By Jordan Reisman
Jersey’s other favorite son. Photo courtesy of Wikimedia Commons.
Pop Professor is a new column to BreakThru Radio, offering an alternative perspective for today’s mainstream pop hits wherever we deem fit.
For Craft Week on BTR, staff writer Jordan Reisman discusses the Jersey-centric musical trope of millionaire rock stars who appeal to the ‘everyman’ in their songs.
One of my favorite all-time pop music tropes is the “everyman” perspective employed most famously by Bruce Springsteen and the E-Street Band. The overall essence of this concept is that the musician is “just like you”, when in reality he/she lives in a plane of existence that most of us can’t even conceive of. As rock stars become less and less apparent, and a sustainable career as a musician becomes harder to achieve, the glamorization of the rock star lifestyle has waned.
A shining example of a song taking a page from the school of the everyman is Bon Jovi’s 2005 single, “Who Says You Can’t Go Home”, specifically the version with Jennifer Nettles of the country duo Sugarland. The song is has a simple four-or-so chord structure featuring the use of fiddle and slide guitar, to give some real country authenticity (interpret that how you will).
“Who Says You Can’t Go Home” is a tribute to each of Bon Jovi’s and Nettles’ hometowns (Sayreville, NJ and Douglas, Ga., respectively) without getting into the specifics about those actual towns, even though everyone and their mother knows that Bon Jovi is a Jersey boy. While the two singers don’t actually give shout outs to their places of origin, what they do in this song is present the idea of the hometown. If you’re from a small community, you’ll have no problem listing the things that makes it a “small town.” Common answers are: everyone knows everyone, small population, feelings of “wanting to get out of this place” (in fact, just calling the town ‘this place’ says something), and things being geographically close together.
Bon Jovi nails this sentiment on the head. The first verse includes the lines, “I spent 20 years trying to get out of this place/I was looking for something I couldn’t replace/I was running away from the only thing I’ve ever known.” He makes sure to open with the all too common feeling of, “This place is too small, I need something more!” that most of us have when we’re teenagers. However, he peppers in a bit of wisdom with, “the only thing I’ve ever known,” as if to say that the thing that he was running away from was that the thing that made him who he was.

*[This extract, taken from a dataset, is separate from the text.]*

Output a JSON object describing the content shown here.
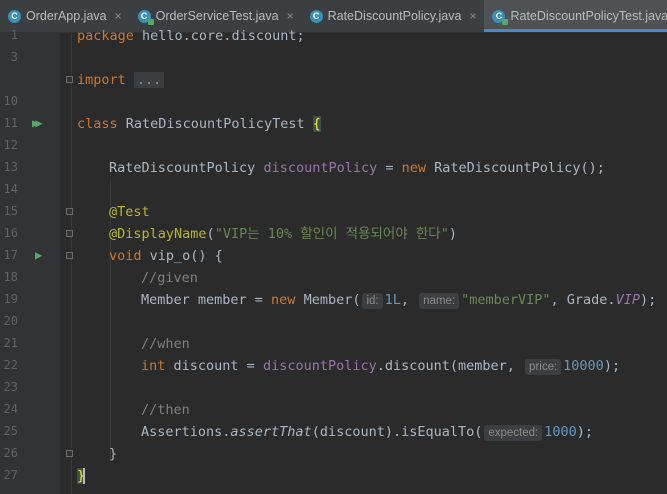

This song is also just chock full of colloquialisms. Every line seems to contain a word that evokes some sort of suburban-to-rural familiarity, as though the owner of a “general store” could have written it. The chorus is what brings it all together with, “Just a hometown boy/Born a rolling stone.” It’s as if Bon Jovi sees himself as his town’s local hero without them even telling him that, which is kind of stuck up.
Which brings me to my next point: In Springsteen’s songs, he doesn’t really allude to the fact that he’s a mega-successful working musician and not a car mechanic. He plays up the “small town guy” thing because it creates a persona, and his music does not lend well to showing off your riches.
However, in ”Who Says You Can’t Go Home,” Bon Jovi is distinctly aware that he has traveled the world far and wide and accomplished super stardom. He makes no provisions in hiding the fact that he’s a successful musician. The chorus contains the lines, “Who says you can’t go back/ Been all around the world and as a matter of fact/There’s only one place left I want to go.”
Is it possible then, to be a musical celebrity and a “hometown boy” at the same time? Bon Jovi seems to think so. Whenever I hear the “everyman” narrative in a mainstream rock song, I think it’s 75 percent bullshit. The classic rock star defense though is that they were writing from a point of view independent of their own.
That defense couldn’t really be used for this track. A narrative works when there’s a storyline involved and concrete actions carried out by the protagonist, of which this song contains none. This song is built on proclamations of blue-collar consciousness mixed with a statement that says something like, “I may have sold millions of records and toured the world but I’m still just Johnny from down the street.”
The music video follows the same format of extremely vague imagery while brandishing a charitable appeal — it takes place on a Habitat for Humanity stint in Philadelphia where the band and Jennifer build houses for low-income families.
While the video doesn’t offer much in terms of symbolism or semiotics, neither does the song, which is why the coupling is perfect.
The band does try to pull off the blue-collar look with faded jeans and leather jackets, but of course it’s all carefully constructed. There aren’t too many union laborers wearing spandex pants. The end of the video shows people from all sects of the community, from firemen to Baptist church gospel singers, singing the chorus along with the band. You see, everyone likes Bon Jovi!
“Who Says You Can’t Go Home” succeeds at constructing an identity of Jon Bon Jovi that may or not be true. It juxtaposes a multi-millionaire musician with his alleged “humble beginnings.” Then again, ain’t nothing wrong with that. If a musician wants their songwriting to relate to thousands of people they may or may not have anything in common with, they’re going to have to stretch the truth a little…or at least create a truth on their own.